We must, as Christian brethren, be lights before this godless society in even this part of our religion. We must teach our young men and women to be faithful in their God-given places in the home; to value and love hard work; and to refuse the empty and indolent lifestyles of drunkenness, inordinate pleasure and selfishness!

—Angela Gellenbeck




Growing up, my father would sometimes recount to his children something passed along to him from his maternal grandmother. She felt that her father, called “Papa” by everyone in the region, was the meanest man alive, so while still at home she determined that she would “marry the first thing that came along in pants!” Well, along came this jockey-sized man who took an interest in her, and they married.
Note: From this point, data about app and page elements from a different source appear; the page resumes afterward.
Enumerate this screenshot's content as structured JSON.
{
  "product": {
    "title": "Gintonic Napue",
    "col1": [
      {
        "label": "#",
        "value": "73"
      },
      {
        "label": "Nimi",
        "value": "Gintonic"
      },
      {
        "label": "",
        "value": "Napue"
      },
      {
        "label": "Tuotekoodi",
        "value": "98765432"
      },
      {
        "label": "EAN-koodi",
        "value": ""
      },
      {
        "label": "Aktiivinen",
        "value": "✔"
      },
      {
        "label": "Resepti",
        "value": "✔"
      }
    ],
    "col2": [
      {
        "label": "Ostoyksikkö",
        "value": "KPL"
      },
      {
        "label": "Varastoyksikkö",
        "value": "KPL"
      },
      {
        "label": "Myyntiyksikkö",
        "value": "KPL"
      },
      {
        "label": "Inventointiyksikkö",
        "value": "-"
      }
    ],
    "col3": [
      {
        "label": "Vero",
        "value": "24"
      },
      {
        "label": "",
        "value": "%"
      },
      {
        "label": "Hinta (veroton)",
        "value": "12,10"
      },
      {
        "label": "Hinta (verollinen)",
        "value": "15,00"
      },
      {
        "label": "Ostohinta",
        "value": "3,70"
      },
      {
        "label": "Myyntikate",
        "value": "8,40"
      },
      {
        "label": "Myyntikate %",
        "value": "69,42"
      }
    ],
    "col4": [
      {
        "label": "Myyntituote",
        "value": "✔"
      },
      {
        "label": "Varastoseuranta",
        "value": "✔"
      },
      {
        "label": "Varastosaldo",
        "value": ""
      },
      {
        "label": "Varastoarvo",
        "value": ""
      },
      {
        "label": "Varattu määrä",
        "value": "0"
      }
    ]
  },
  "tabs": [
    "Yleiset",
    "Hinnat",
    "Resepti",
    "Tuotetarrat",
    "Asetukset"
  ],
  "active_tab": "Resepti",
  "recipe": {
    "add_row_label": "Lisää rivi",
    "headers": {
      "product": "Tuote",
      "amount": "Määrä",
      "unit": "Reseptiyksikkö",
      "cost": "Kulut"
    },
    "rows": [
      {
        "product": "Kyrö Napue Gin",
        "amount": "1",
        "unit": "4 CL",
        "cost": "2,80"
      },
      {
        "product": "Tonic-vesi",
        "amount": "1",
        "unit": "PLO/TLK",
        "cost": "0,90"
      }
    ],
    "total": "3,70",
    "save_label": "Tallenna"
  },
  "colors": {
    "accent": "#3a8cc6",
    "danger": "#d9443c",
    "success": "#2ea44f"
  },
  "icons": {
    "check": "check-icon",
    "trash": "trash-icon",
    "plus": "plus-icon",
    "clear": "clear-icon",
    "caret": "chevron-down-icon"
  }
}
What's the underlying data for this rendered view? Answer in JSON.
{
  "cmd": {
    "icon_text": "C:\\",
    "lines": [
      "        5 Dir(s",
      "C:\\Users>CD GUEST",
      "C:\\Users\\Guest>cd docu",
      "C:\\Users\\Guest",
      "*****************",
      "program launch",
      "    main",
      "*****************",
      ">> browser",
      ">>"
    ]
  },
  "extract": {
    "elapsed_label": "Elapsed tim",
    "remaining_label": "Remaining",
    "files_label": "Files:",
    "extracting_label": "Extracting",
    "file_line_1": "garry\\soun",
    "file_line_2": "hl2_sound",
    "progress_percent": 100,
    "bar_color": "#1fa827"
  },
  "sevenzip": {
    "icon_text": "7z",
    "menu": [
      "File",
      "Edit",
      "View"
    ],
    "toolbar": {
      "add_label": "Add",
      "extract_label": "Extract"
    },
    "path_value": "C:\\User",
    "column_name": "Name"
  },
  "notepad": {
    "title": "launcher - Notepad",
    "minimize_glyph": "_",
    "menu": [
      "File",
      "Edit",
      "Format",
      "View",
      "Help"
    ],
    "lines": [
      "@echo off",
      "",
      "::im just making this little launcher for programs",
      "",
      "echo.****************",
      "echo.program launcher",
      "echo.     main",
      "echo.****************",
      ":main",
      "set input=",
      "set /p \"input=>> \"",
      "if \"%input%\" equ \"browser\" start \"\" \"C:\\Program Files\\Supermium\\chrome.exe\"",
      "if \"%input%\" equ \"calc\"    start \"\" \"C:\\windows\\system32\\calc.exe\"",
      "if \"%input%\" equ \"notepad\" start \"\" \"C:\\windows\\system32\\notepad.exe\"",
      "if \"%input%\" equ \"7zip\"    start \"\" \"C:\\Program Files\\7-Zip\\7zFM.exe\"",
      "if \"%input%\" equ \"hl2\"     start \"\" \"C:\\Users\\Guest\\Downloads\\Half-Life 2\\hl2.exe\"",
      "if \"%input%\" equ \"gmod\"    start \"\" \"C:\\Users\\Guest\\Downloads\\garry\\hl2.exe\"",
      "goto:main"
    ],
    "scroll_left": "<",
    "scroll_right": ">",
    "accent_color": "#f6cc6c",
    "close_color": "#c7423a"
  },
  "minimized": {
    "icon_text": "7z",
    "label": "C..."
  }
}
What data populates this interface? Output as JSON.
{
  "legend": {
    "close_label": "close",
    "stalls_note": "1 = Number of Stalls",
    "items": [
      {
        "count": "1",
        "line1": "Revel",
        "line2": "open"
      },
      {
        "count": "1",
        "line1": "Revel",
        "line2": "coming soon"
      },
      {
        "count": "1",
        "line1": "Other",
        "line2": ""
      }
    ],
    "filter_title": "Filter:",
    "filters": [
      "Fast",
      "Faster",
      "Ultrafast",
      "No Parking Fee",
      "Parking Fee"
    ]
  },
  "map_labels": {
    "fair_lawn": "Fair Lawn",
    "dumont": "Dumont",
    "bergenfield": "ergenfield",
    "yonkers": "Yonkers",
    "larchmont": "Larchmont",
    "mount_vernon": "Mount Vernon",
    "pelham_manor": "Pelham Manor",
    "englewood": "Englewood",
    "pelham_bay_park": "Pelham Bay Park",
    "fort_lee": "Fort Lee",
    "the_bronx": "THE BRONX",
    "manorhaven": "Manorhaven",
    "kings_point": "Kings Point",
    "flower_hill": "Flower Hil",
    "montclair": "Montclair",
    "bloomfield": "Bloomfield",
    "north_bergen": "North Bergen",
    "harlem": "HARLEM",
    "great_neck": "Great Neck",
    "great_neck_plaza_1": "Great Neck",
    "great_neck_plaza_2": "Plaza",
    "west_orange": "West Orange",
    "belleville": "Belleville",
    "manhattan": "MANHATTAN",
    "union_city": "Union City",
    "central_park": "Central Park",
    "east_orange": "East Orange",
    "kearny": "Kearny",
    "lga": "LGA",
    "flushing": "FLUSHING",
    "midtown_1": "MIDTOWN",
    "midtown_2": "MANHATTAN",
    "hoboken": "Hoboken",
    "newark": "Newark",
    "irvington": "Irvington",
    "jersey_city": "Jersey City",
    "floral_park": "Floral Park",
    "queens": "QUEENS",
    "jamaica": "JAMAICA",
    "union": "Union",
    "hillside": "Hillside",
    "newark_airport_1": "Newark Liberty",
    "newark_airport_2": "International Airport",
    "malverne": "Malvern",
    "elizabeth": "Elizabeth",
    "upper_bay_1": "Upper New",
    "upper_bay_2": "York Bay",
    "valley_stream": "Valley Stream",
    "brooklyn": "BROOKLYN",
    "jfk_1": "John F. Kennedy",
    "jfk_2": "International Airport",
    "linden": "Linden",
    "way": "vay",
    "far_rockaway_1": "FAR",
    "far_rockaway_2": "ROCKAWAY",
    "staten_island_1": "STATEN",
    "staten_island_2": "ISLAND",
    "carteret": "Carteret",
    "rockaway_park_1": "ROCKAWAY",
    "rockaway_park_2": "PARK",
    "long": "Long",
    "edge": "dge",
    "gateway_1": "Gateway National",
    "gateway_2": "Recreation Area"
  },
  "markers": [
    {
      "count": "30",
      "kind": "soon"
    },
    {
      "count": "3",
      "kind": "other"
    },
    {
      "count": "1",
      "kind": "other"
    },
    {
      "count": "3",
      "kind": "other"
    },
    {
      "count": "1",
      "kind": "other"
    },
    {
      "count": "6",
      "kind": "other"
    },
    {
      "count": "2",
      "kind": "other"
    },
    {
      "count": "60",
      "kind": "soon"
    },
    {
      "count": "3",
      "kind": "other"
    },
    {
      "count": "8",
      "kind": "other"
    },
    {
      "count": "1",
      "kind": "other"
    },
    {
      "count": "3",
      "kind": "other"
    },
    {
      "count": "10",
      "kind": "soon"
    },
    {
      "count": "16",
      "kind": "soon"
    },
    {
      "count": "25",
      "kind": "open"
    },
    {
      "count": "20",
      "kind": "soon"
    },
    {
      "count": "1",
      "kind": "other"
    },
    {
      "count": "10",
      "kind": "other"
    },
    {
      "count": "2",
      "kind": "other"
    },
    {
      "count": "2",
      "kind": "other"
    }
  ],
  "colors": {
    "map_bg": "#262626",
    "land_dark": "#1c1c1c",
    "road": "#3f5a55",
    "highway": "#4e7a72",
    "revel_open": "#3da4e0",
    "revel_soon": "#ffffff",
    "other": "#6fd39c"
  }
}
However, her new husband let her know of an epiphany he had as a youth, saying, “I said ‘Work’ was my mother and I vowed I’d never hit her a lick!” Sad to say, with him never intending to work a day in his life, the marriage did not last and the two separated, leaving my great-grandmother alone to fend for herself and their two young daughters.

Every time my father related this story to us I found my great-grandfather’s statement humorous, but Daddy had a serious reason for sharing this story with us. You see, he had no intention of us adopting the attitude toward work that our great-grandfather had, or even to follow in his own footsteps when it came to work. He himself as a boy only had a single chore— to take out the trash—and all the other household work was done by his mother and older

sisters. He had no father around to show him duties for which men are generally responsible, so when he and my mother married, she was appalled to learn what little he could do. When each of their first five children ended up being boys, they determined that in their household there would be no such thing as “boys’ work” and “girls’ work”, there was just “work.” We all learned to cook, clean, do laundry, mow lawns, do yard work, paint, fix minor plumbing issues, help out with home remodeling, do some basic carpentry, and work together to perform whatever was needed to keep our home maintained. We often teased our little sisters, once they came along, how happy we were to have sisters so we could divvy up the work at home along more traditional lines.

Ultimately, what we were taught is that God has ordained that both men and women learn to be partners in fulfilling all He has called a family to do, whether in the home, at church, or in assisting others in need. Namely, to obey the words of the Preacher when he said, “Whatsoever thy hand findeth to do, do it with thy might…”

—Fari Matthews